The book discusses the multiple effects media representations of crime have on audiences but also the ways media portrayals of crime and disorder influence government policy and lawmaking. It also considers the processes by which certain stories are selected for their newsworthiness. Also examined are the theoretical, conceptual and methodological underpinnings of cultural criminology and its subfields of visual criminology and narrative criminology.
Drawing on case studies and empirical examples from the increasingly blurred worlds of reality and entertainment, the dynamics of crime, media and culture are illuminated across a range of chapters covering topics that include: moral panics/folk devils and trial by media; fear of crime; cop shows and courtroom dramas; female criminality and child-on-child killing; serial killers; surveillance, new media and policing; organized crime and state crime.

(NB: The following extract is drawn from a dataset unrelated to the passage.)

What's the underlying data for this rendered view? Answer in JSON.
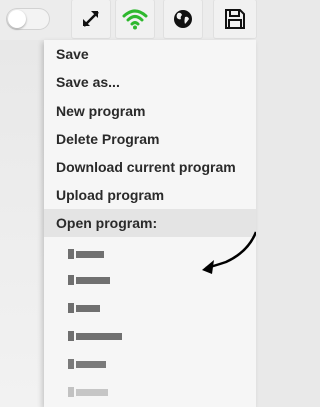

Crime, Media and Culture will be an invaluable resource for undergraduate and postgraduate students interested in criminology and media studies. The book will also prove useful for lecturers and academic researchers wishing to explore the intersections of crime, media and cultural inquiry.
|Publisher:||Taylor & Francis|
|Sold by:||Barnes & Noble|
|File size:||6 MB|
About the Author
Greg Martin is Associate Professor of Socio-Legal Studies in the Department of Sociology and Social Policy at the University of Sydney, Australia. He has published widely in criminology, law and sociology, and is author of Understanding Social Movements (Routledge, 2015) and co-editor of Secrecy, Law and Society (Routledge, 2015). He is an Editor of The Sociological Review, Associate Editor of Crime Media Culture and a member of the Editorial Advisory Board of Social Movement Studies.
Table of Contents
2. Studying crime and culture
3. Moral panics, folk devils and trial by media
4. Crime fear and the media
5. Law, crime and popular culture
6. Bad girls and evil little monsters
7. Serial killers
8. Surveillance, new media and protest policing
9. Organized crime, terrorism and high crimes of state